Philippines says its exit marks ‘beginning of the end’ for International Criminal Court

The International Criminal Court had opened a preliminary examination had been opened into President Rodrigo Duterte’s deadly war on drugs, to look into whether crimes against humanity had been committed. (Reuters)
Updated 15 March 2018

Philippines says its exit marks ‘beginning of the end’ for International Criminal Court

MANILA: The Philippines said on Thursday its withdrawal from the International Criminal Court (ICC) could be “the beginning of the end” for the institution, as more countries would follow suit and non-members would be discouraged from joining.
The announcement to withdraw comes five weeks after a court prosecutor said a preliminary examination had been opened into President Rodrigo Duterte’s deadly war on drugs, to look into whether crimes against humanity had been committed.
But according to Duterte’s spokesman, Harry Roque, that examination “violates the very fundamental basis by which we gave our consent to be bound by the ICC.”
ICC prosecutors have yet to comment on the announcement.
In a statement released on Wednesday, Duterte said UN special rapporteurs were trying to “paint me as a ruthless and heartless violator of human right,” and the ICC had acted prematurely and created the impression he would be charged with serious crimes.
Roque said Duterte believes there is a “conspiracy” among lobby groups and the United Nations, to which he said the ICC is perceived to be allied, and wants to indict him “in the court of public opinion.”
“The ICC has lost a strong ally in Asia,” Roque told a media briefing.
“No new countries will join because we are recognized as probably the number one defender of human rights and democracy in the world,” added Roque, a lawyer and prominent advocate for the Philippines joining the ICC in 2011.
Duterte’s opponents wasted no time in accusing him of flip-flopping, pointing out that he had repeatedly dared the ICC to indict him and said he would “rot in jail” to defend a war on drugs during which police have killed thousands of people.
They said Duterte’s decision was an admission of guilt and a sign that he was panicking.
Human rights and jurist groups condemned him for what they saw as an attempt to evade justice and accountability, and said a withdrawal was pointless, because jurisdiction applied retroactively, for the period of membership.
In an interview with ANC news channel early on Thursday, Roque warned of an “avalanche of other states leaving.”
“This is the beginning of the end of the court,” he said, adding that the ICC would have no jurisdiction over the Philippines, and it was unlikely Duterte would ever be handed over to the court.
Presidential legal counsel Salvador Panelo said Duterte felt the ICC had become “a tool of oppression, a tool of harassment.”
Jude Sabio, the lawyer who filed the ICC complaint last year, told ANC that the issue of an arrest warrant for the president would be a “big triumph of justice.”


Sri Lanka casts its vote under shadow of virus

Updated 06 August 2020

Sri Lanka casts its vote under shadow of virus

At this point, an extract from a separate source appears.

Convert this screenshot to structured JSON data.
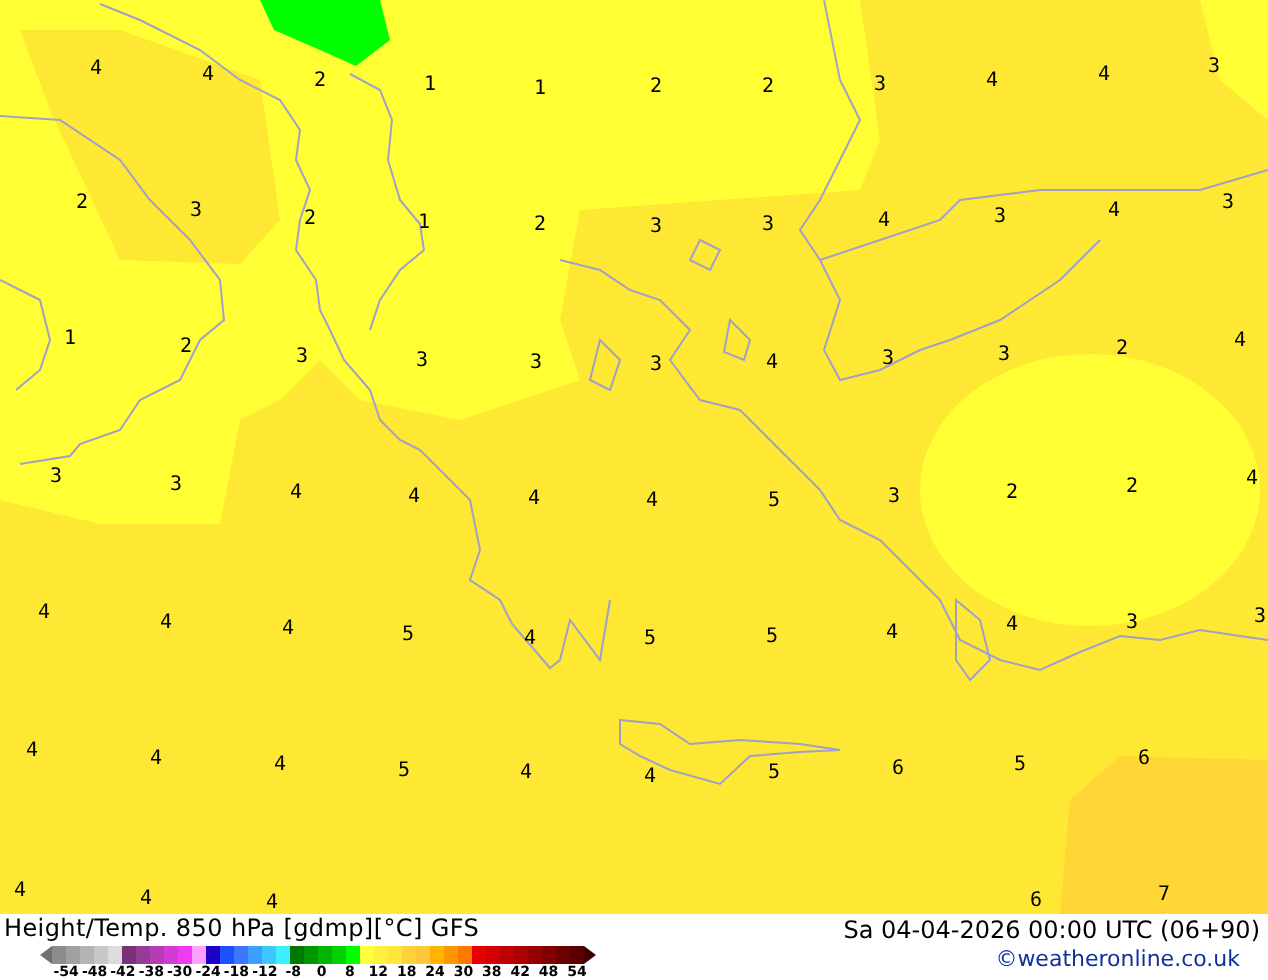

  • Security crackdown as more than 7,400 candidates contest twice-delayed election

COLOMBO: Sri Lanka went to the polls on Wednesday to elect 225 members to its 9th Parliament amid tight security and health precautions to limit the coronavirus pandemic.

The polls were twice-delayed after President Gotabaya Rajapaksa dissolved the assembly in March and postponed polls scheduled for April due to the outbreak, before finally deciding on Aug. 5 as the date for general elections.

Mahinda Deshapriya, chairman of the Sri Lanka Elections Commission (EC), said police had been given “shooting orders” in case of security breaches and strict health protocols had been introduced at polling booths.

Deshapriya said that all 12,985 polling booths had been sanitized as a preventive measure.

The elections were completed at an estimated cost of $48.6 million, up from the $37.8 million spent during last year’s presidential polls.

Speaking to Arab News on Wednesday, Samuel Ratnajeevan Hoole, an EC member, said that a 60 percent turnout by noon was a “good sign of voters’ response.”

“Our voters are matured and informed now, and they will choose whom they want irrespective of any racial or religious differences,” he said, adding that there were fewer poll-related complaints this year compared with previous elections.

There were 46 registered political parties and 313 independent groups vying for the 225-seat parliament, with a total of 7,452 candidates in the fray – 3,652 fielded by 46 parties and 3,800 representing 313 independent groups.

According to the EC, nearly 16,263,885 registered voters could make their choice at the elections.

At this election, 196 members are to be elected at the district level under the proportional representation system to the 225-member parliament, while 29 members will be chosen from the National List. Under the 1978 constitution, the members are elected to the 9th Parliament.

Dr. Ruwan Wijemuni, general director of health services in Colombo, credited the voters for “lending their cooperation in full to make it a grand success.” At the same time, police spokesman Jaliya Senaratne said there were no reports of violence from any part of the island.

“There were minor scuffles on the eve of the polls in some parts of the island which were settled then and there,” he added.

Ismathul Rahman, 57, from the coastal town of Negombo, told Arab News that this year people were “keen to elect the right people” for their respective electorate as it was “crucial for the country’s economy.”

“It was a peaceful poll without any remarkable incidents of violence. The EC has managed the show well,” said Khalid Farook, 70, former president of the All-Ceylon Young Men’s Muslim Association, Wednesday.